• PROVIDED INFORMATION:
........
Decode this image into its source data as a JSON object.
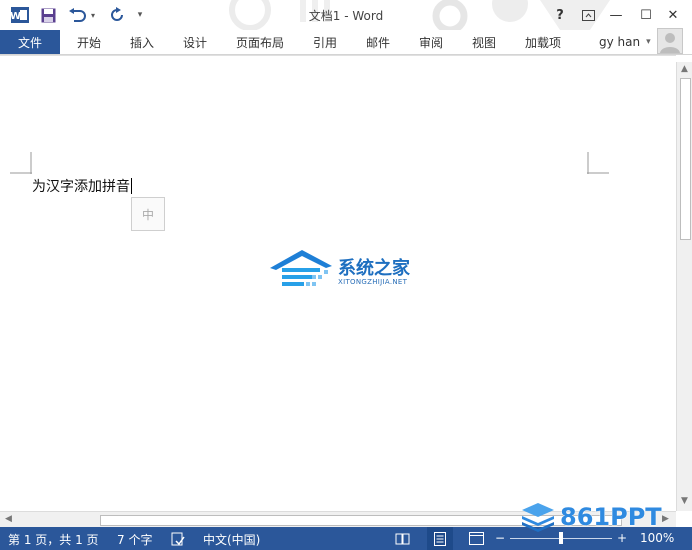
{
  "window": {
    "title": "文档1 - Word",
    "help": "?",
    "buttons": {
      "minimize": "—",
      "maximize": "☐",
      "close": "✕"
    }
  },
  "quick_access": {
    "customize": "▾"
  },
  "ribbon": {
    "file_tab": "文件",
    "tabs": [
      "开始",
      "插入",
      "设计",
      "页面布局",
      "引用",
      "邮件",
      "审阅",
      "视图",
      "加载项"
    ],
    "user_name": "gy han",
    "user_menu": "▾"
  },
  "document": {
    "text": "为汉字添加拼音",
    "ime_indicator": "中"
  },
  "watermark": {
    "brand": "系统之家",
    "site": "XITONGZHIJIA.NET"
  },
  "status_bar": {
    "page": "第 1 页，共 1 页",
    "word_count": "7 个字",
    "language": "中文(中国)",
    "zoom": "100%",
    "zoom_minus": "−",
    "zoom_plus": "+"
  },
  "overlay_logo": {
    "text": "861PPT"
  },
  "colors": {
    "accent": "#2b579a",
    "watermark_blue": "#1e6fc0",
    "logo_blue": "#2f8ae0"
  }
}
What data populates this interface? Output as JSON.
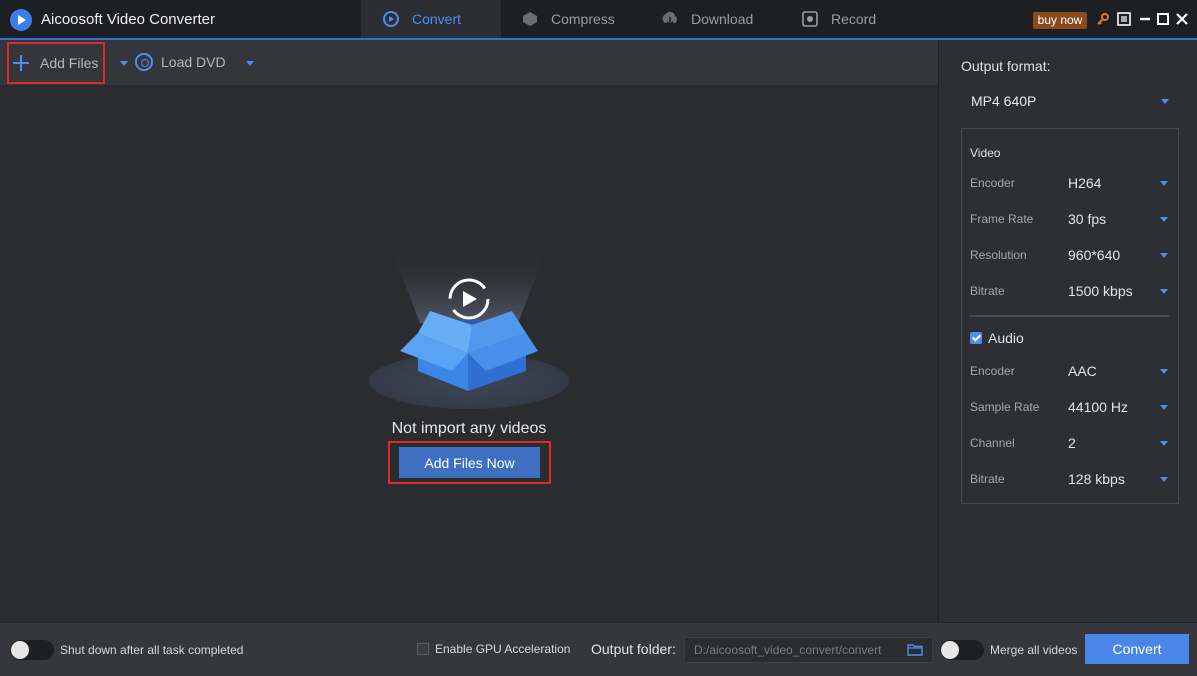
{
  "app": {
    "title": "Aicoosoft Video Converter",
    "buy_now": "buy now"
  },
  "tabs": [
    {
      "label": "Convert",
      "icon": "convert-icon",
      "active": true
    },
    {
      "label": "Compress",
      "icon": "compress-icon",
      "active": false
    },
    {
      "label": "Download",
      "icon": "download-icon",
      "active": false
    },
    {
      "label": "Record",
      "icon": "record-icon",
      "active": false
    }
  ],
  "toolbar": {
    "add_files": "Add Files",
    "load_dvd": "Load DVD"
  },
  "main": {
    "empty_message": "Not import any videos",
    "add_files_now": "Add Files Now"
  },
  "output": {
    "label": "Output format:",
    "format": "MP4 640P",
    "video": {
      "title": "Video",
      "rows": [
        {
          "label": "Encoder",
          "value": "H264"
        },
        {
          "label": "Frame Rate",
          "value": "30 fps"
        },
        {
          "label": "Resolution",
          "value": "960*640"
        },
        {
          "label": "Bitrate",
          "value": "1500 kbps"
        }
      ]
    },
    "audio": {
      "title": "Audio",
      "enabled": true,
      "rows": [
        {
          "label": "Encoder",
          "value": "AAC"
        },
        {
          "label": "Sample Rate",
          "value": "44100 Hz"
        },
        {
          "label": "Channel",
          "value": "2"
        },
        {
          "label": "Bitrate",
          "value": "128 kbps"
        }
      ]
    }
  },
  "bottom": {
    "shutdown": "Shut down after all task completed",
    "gpu": "Enable GPU Acceleration",
    "output_folder_label": "Output folder:",
    "output_folder_path": "D:/aicoosoft_video_convert/convert",
    "merge": "Merge all videos",
    "convert": "Convert"
  },
  "colors": {
    "accent": "#4d8df0",
    "highlight": "#e02a2a",
    "primary_button": "#3f6fc1"
  }
}
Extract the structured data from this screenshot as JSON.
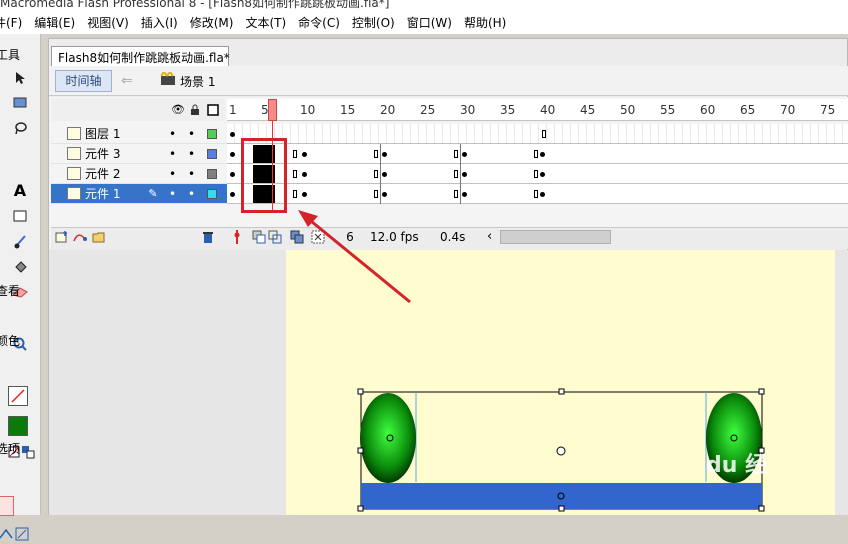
{
  "window": {
    "title": "Macromedia Flash Professional 8 - [Flash8如何制作跳跳板动画.fla*]"
  },
  "menu": [
    "件(F)",
    "编辑(E)",
    "视图(V)",
    "插入(I)",
    "修改(M)",
    "文本(T)",
    "命令(C)",
    "控制(O)",
    "窗口(W)",
    "帮助(H)"
  ],
  "tools": {
    "header_tools": "工具",
    "header_view": "查看",
    "header_colors": "颜色",
    "header_options": "选项"
  },
  "document": {
    "tab_title": "Flash8如何制作跳跳板动画.fla*",
    "timeline_button": "时间轴",
    "scene_label": "场景 1"
  },
  "timeline": {
    "ruler_ticks": [
      "1",
      "5",
      "10",
      "15",
      "20",
      "25",
      "30",
      "35",
      "40",
      "45",
      "50",
      "55",
      "60",
      "65",
      "70",
      "75"
    ],
    "current_frame": "6",
    "fps": "12.0 fps",
    "elapsed": "0.4s",
    "layers": [
      {
        "name": "图层 1",
        "color": "#55cc55",
        "selected": false
      },
      {
        "name": "元件 3",
        "color": "#5a7ee0",
        "selected": false
      },
      {
        "name": "元件 2",
        "color": "#808080",
        "selected": false
      },
      {
        "name": "元件 1",
        "color": "#3fd6e8",
        "selected": true
      }
    ]
  },
  "colors": {
    "annotation_red": "#d4242a",
    "selection_blue": "#3574c9",
    "stage_yellow": "#fffdd0",
    "board_blue": "#3366cc"
  },
  "watermark": {
    "text": "du 经"
  }
}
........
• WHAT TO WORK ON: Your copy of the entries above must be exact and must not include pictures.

• EXERCISE SOLUTION:
Decode this image into its source data as a JSON object.
{
  "window": {
    "title": "文档1 - Word",
    "help": "?",
    "buttons": {
      "minimize": "—",
      "maximize": "☐",
      "close": "✕"
    }
  },
  "quick_access": {
    "customize": "▾"
  },
  "ribbon": {
    "file_tab": "文件",
    "tabs": [
      "开始",
      "插入",
      "设计",
      "页面布局",
      "引用",
      "邮件",
      "审阅",
      "视图",
      "加载项"
    ],
    "user_name": "gy han",
    "user_menu": "▾"
  },
  "document": {
    "text": "为汉字添加拼音",
    "ime_indicator": "中"
  },
  "watermark": {
    "brand": "系统之家",
    "site": "XITONGZHIJIA.NET"
  },
  "status_bar": {
    "page": "第 1 页，共 1 页",
    "word_count": "7 个字",
    "language": "中文(中国)",
    "zoom": "100%",
    "zoom_minus": "−",
    "zoom_plus": "+"
  },
  "overlay_logo": {
    "text": "861PPT"
  },
  "colors": {
    "accent": "#2b579a",
    "watermark_blue": "#1e6fc0",
    "logo_blue": "#2f8ae0"
  }
}
What data populates this interface? Output as JSON.
{
  "app": {
    "title": "Aicoosoft Video Converter",
    "buy_now": "buy now"
  },
  "tabs": [
    {
      "label": "Convert",
      "icon": "convert-icon",
      "active": true
    },
    {
      "label": "Compress",
      "icon": "compress-icon",
      "active": false
    },
    {
      "label": "Download",
      "icon": "download-icon",
      "active": false
    },
    {
      "label": "Record",
      "icon": "record-icon",
      "active": false
    }
  ],
  "toolbar": {
    "add_files": "Add Files",
    "load_dvd": "Load DVD"
  },
  "main": {
    "empty_message": "Not import any videos",
    "add_files_now": "Add Files Now"
  },
  "output": {
    "label": "Output format:",
    "format": "MP4 640P",
    "video": {
      "title": "Video",
      "rows": [
        {
          "label": "Encoder",
          "value": "H264"
        },
        {
          "label": "Frame Rate",
          "value": "30 fps"
        },
        {
          "label": "Resolution",
          "value": "960*640"
        },
        {
          "label": "Bitrate",
          "value": "1500 kbps"
        }
      ]
    },
    "audio": {
      "title": "Audio",
      "enabled": true,
      "rows": [
        {
          "label": "Encoder",
          "value": "AAC"
        },
        {
          "label": "Sample Rate",
          "value": "44100 Hz"
        },
        {
          "label": "Channel",
          "value": "2"
        },
        {
          "label": "Bitrate",
          "value": "128 kbps"
        }
      ]
    }
  },
  "bottom": {
    "shutdown": "Shut down after all task completed",
    "gpu": "Enable GPU Acceleration",
    "output_folder_label": "Output folder:",
    "output_folder_path": "D:/aicoosoft_video_convert/convert",
    "merge": "Merge all videos",
    "convert": "Convert"
  },
  "colors": {
    "accent": "#4d8df0",
    "highlight": "#e02a2a",
    "primary_button": "#3f6fc1"
  }
}
Extract the structured data from this screenshot as JSON.
{
  "window": {
    "title": "Macromedia Flash Professional 8 - [Flash8如何制作跳跳板动画.fla*]"
  },
  "menu": [
    "件(F)",
    "编辑(E)",
    "视图(V)",
    "插入(I)",
    "修改(M)",
    "文本(T)",
    "命令(C)",
    "控制(O)",
    "窗口(W)",
    "帮助(H)"
  ],
  "tools": {
    "header_tools": "工具",
    "header_view": "查看",
    "header_colors": "颜色",
    "header_options": "选项"
  },
  "document": {
    "tab_title": "Flash8如何制作跳跳板动画.fla*",
    "timeline_button": "时间轴",
    "scene_label": "场景 1"
  },
  "timeline": {
    "ruler_ticks": [
      "1",
      "5",
      "10",
      "15",
      "20",
      "25",
      "30",
      "35",
      "40",
      "45",
      "50",
      "55",
      "60",
      "65",
      "70",
      "75"
    ],
    "current_frame": "6",
    "fps": "12.0 fps",
    "elapsed": "0.4s",
    "layers": [
      {
        "name": "图层 1",
        "color": "#55cc55",
        "selected": false
      },
      {
        "name": "元件 3",
        "color": "#5a7ee0",
        "selected": false
      },
      {
        "name": "元件 2",
        "color": "#808080",
        "selected": false
      },
      {
        "name": "元件 1",
        "color": "#3fd6e8",
        "selected": true
      }
    ]
  },
  "colors": {
    "annotation_red": "#d4242a",
    "selection_blue": "#3574c9",
    "stage_yellow": "#fffdd0",
    "board_blue": "#3366cc"
  },
  "watermark": {
    "text": "du 经"
  }
}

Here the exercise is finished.